“There isn’t much I can say that you haven’t already heard,” the young man said, his huge, haunting eyes scanning the room, seemingly searching for something. “But I wanted to share one of Brody’s favorite quotes with you. I think it gives us some insight into his attitude towards life.” He glanced down at the piece of paper between his hands.
“’ You can be shaped, or you can be broken. There is not much in between. Try to learn. Be coachable. Try to learn from everybody, especially those who fail. This is hard. ... How promising you are as a Student of the Game is a function of what you can pay attention to without running away.’” The young man cleared his throat, then said, “It’s from—”
Infinite Jest, Ben thought, reeling a little. He knew because he and Brody had read the book at the same time, while he was on his first deployment. They did nothing but throw quotes at each other for three months while getting through the massive tome. Ben had liked it; Brody had loved it. How did this guy know? Ben refocused on the pulpit.
“My brother lived these words, every day. He was always ready to learn, and he wasn’t afraid of failure if it meant he would eventually improve as a result. He shared that philosophy with his family, and I know that I, at least, benefitted from it.” He smiled, and Ben went a little limp in his seat at the sight of Ryan Kuzniar—because that was who this had to be, Brody only had one brother and now that Ben was paying attention, he could see the strong resemblance they shared—smiling that perfect smile. It wasn’t broad, but it was still bright.
“Another of his favorites from that book was the saying that no single, individual moment is in and of itself unendurable, and I think that’s something we could all stand to remember today.” Ryan’s eyes were shiny, and new tears fell into old tracks already on his face, but he kept his smile. “It’s hard,” he said, more softly now. “It’s hard not to give up and scream and swear and make other people be strong for you, but Brody would never have put that burden onto someone else if the roles were reversed, and he’s always been my role model, so…” Ryan inhaled deeply. “So I’m doing my best.” He shrugged a little. “That’s all any of us can do.”
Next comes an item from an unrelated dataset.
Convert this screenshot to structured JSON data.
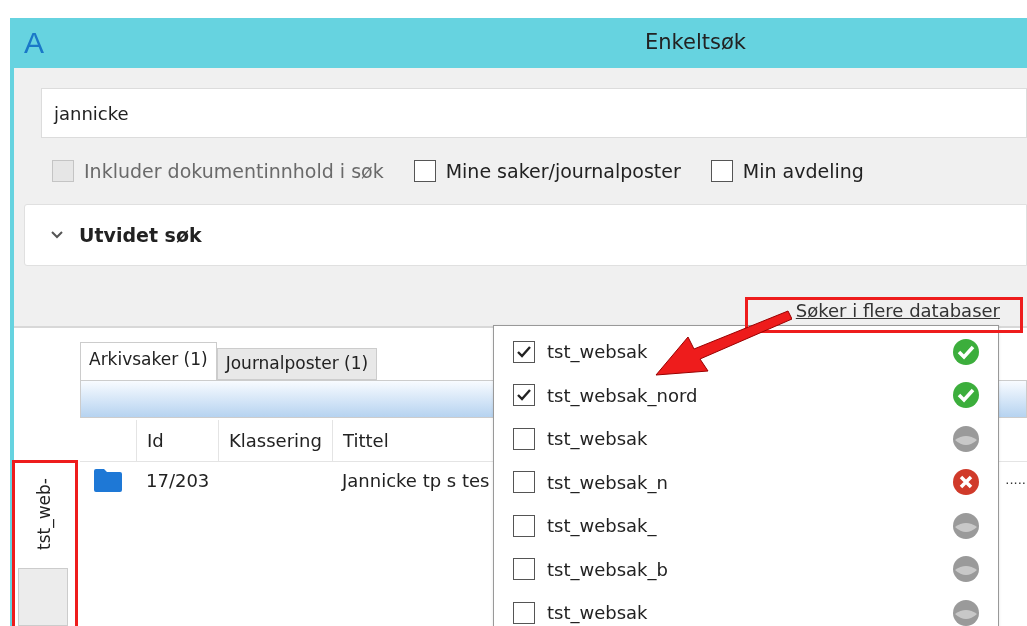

He stepped down from the pulpit, and losing sight of him was almost painful to Ben. He didn’t have time to dwell on it; the pastor was back at the helm, and his voice rang to the rafters.
“The family has decided to hold their reception here in the Fellowship Hall instead of at their home. After they’ve exited first, please feel free to head downstairs and join them in remembering our brother in Christ, Brody. There’s plenty of food too, thanks to all you ladies, so don’t stint.” He smiled briefly, then said, “Now, if you would all follow me in the Lord’s Prayer…”
Ben let the murmured words of the congregation flow around him, focusing instead on the calm he felt following Ryan’s brief, genuine speech. That, those words had been exactly what Ben had needed. They grounded him; they gave him the sense of connection that he, not a member of this church, not a member of this community, had been sorely lacking.
After the final amen, the organ began playing again and the front two rows of people stood up, turned and began to file down the center aisle. Ben watched them avidly, hoping for another glimpse of Ryan, but he was sandwiched in the middle of the crowd, and the only bit of him that Ben saw was the top of his head, slicked down and shiny. Once they were gone, the rest of the people began to get up and leave.
Ben sighed. That was it, really. He could go now, if he wanted to. It might be better if he did; the family was going to be swamped with sympathy, he probably wouldn’t get closer than five feet to any of them. He could leave, take his invitation with him and never know who had sent it, and that would be…
Unacceptable. It was a mystery, and Ben hated an unsolved mystery.
Greg turned and looked at him. “Are you coming to the reception, son?” he asked kindly.
“Yes,” Ben replied. “Yes, I think I am.”